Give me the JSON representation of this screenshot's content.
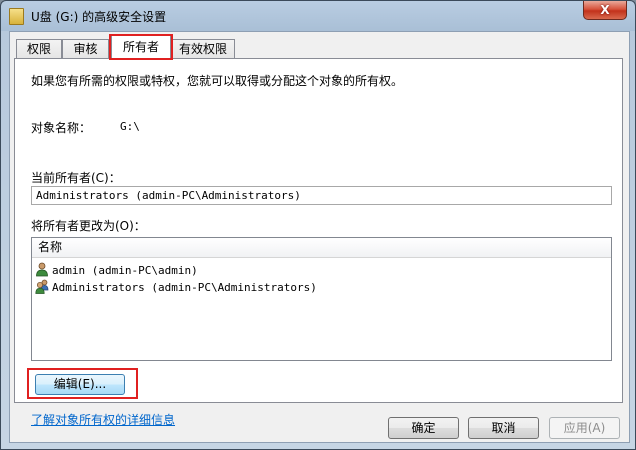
{
  "window": {
    "title": "U盘 (G:) 的高级安全设置",
    "close_label": "X"
  },
  "tabs": [
    {
      "label": "权限",
      "active": false
    },
    {
      "label": "审核",
      "active": false
    },
    {
      "label": "所有者",
      "active": true
    },
    {
      "label": "有效权限",
      "active": false
    }
  ],
  "owner_tab": {
    "description": "如果您有所需的权限或特权，您就可以取得或分配这个对象的所有权。",
    "object_name_label": "对象名称：",
    "object_name_value": "G:\\",
    "current_owner_label": "当前所有者(C)：",
    "current_owner_value": "Administrators (admin-PC\\Administrators)",
    "change_owner_label": "将所有者更改为(O)：",
    "list_header": "名称",
    "owners": [
      {
        "name": "admin (admin-PC\\admin)",
        "icon": "user-icon"
      },
      {
        "name": "Administrators (admin-PC\\Administrators)",
        "icon": "group-icon"
      }
    ],
    "edit_button": "编辑(E)...",
    "learn_more_link": "了解对象所有权的详细信息"
  },
  "footer": {
    "ok": "确定",
    "cancel": "取消",
    "apply": "应用(A)"
  },
  "colors": {
    "highlight_red": "#e02020",
    "link_blue": "#0066cc"
  }
}
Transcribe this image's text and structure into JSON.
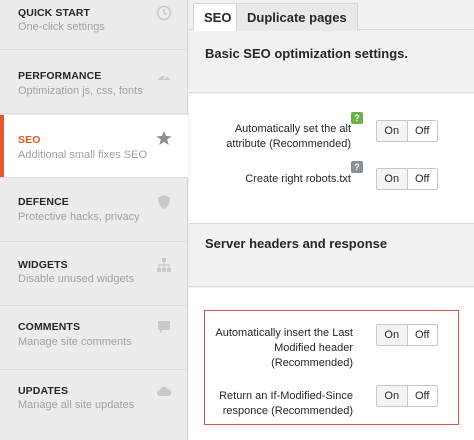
{
  "sidebar": {
    "items": [
      {
        "title": "QUICK START",
        "subtitle": "One-click settings",
        "icon": "clock-icon"
      },
      {
        "title": "PERFORMANCE",
        "subtitle": "Optimization js, css, fonts",
        "icon": "speedometer-icon"
      },
      {
        "title": "SEO",
        "subtitle": "Additional small fixes SEO",
        "icon": "star-icon"
      },
      {
        "title": "DEFENCE",
        "subtitle": "Protective hacks, privacy",
        "icon": "shield-icon"
      },
      {
        "title": "WIDGETS",
        "subtitle": "Disable unused widgets",
        "icon": "sitemap-icon"
      },
      {
        "title": "COMMENTS",
        "subtitle": "Manage site comments",
        "icon": "speech-bubble-icon"
      },
      {
        "title": "UPDATES",
        "subtitle": "Manage all site updates",
        "icon": "cloud-icon"
      }
    ],
    "active_index": 2,
    "accent_color": "#e5562a"
  },
  "tabs": [
    {
      "label": "SEO",
      "active": true
    },
    {
      "label": "Duplicate pages",
      "active": false
    }
  ],
  "sections": [
    {
      "heading": "Basic SEO optimization settings.",
      "rows": [
        {
          "label": "Automatically set the alt attribute (Recommended)",
          "help": "?",
          "on_label": "On",
          "off_label": "Off",
          "selected": "On"
        },
        {
          "label": "Create right robots.txt",
          "help": "?",
          "on_label": "On",
          "off_label": "Off",
          "selected": "On"
        }
      ]
    },
    {
      "heading": "Server headers and response",
      "rows": [
        {
          "label": "Automatically insert the Last Modified header (Recommended)",
          "on_label": "On",
          "off_label": "Off",
          "selected": "On"
        },
        {
          "label": "Return an If-Modified-Since responce (Recommended)",
          "on_label": "On",
          "off_label": "Off",
          "selected": "On"
        }
      ]
    }
  ],
  "colors": {
    "highlight_border": "#d9534f",
    "help_green": "#6ab04c",
    "help_gray": "#8a8f94"
  }
}
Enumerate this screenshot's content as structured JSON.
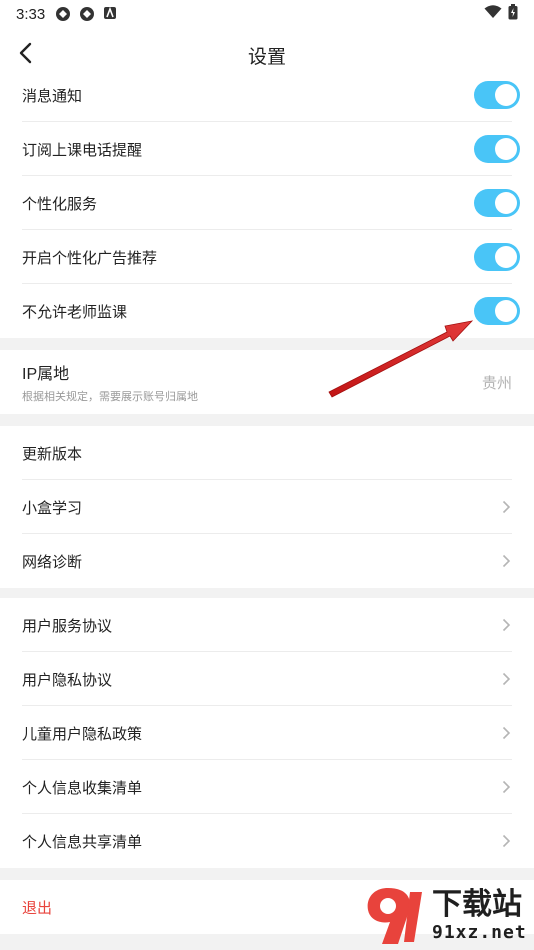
{
  "status_bar": {
    "time": "3:33",
    "icons": [
      "app-icon-1",
      "app-icon-2",
      "app-icon-3"
    ],
    "right_icons": [
      "wifi-icon",
      "battery-icon"
    ]
  },
  "header": {
    "title": "设置",
    "back_icon": "chevron-left-icon"
  },
  "toggles": [
    {
      "label": "消息通知",
      "on": true
    },
    {
      "label": "订阅上课电话提醒",
      "on": true
    },
    {
      "label": "个性化服务",
      "on": true
    },
    {
      "label": "开启个性化广告推荐",
      "on": true
    },
    {
      "label": "不允许老师监课",
      "on": true
    }
  ],
  "ip": {
    "title": "IP属地",
    "subtitle": "根据相关规定，需要展示账号归属地",
    "value": "贵州"
  },
  "app_group": [
    {
      "label": "更新版本",
      "chevron": false
    },
    {
      "label": "小盒学习",
      "chevron": true
    },
    {
      "label": "网络诊断",
      "chevron": true
    }
  ],
  "policy_group": [
    {
      "label": "用户服务协议"
    },
    {
      "label": "用户隐私协议"
    },
    {
      "label": "儿童用户隐私政策"
    },
    {
      "label": "个人信息收集清单"
    },
    {
      "label": "个人信息共享清单"
    }
  ],
  "logout": {
    "label": "退出"
  },
  "watermark": {
    "main": "下载站",
    "domain": "91xz.net"
  },
  "colors": {
    "toggle_on": "#49c5f7",
    "logout": "#e8433c",
    "arrow": "#d62323"
  }
}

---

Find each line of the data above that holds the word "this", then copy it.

_Written answer_:
Give me the JSON representation of this screenshot's content.
Transcribe this image's text and structure into JSON.
Enumerate this screenshot's content as structured JSON.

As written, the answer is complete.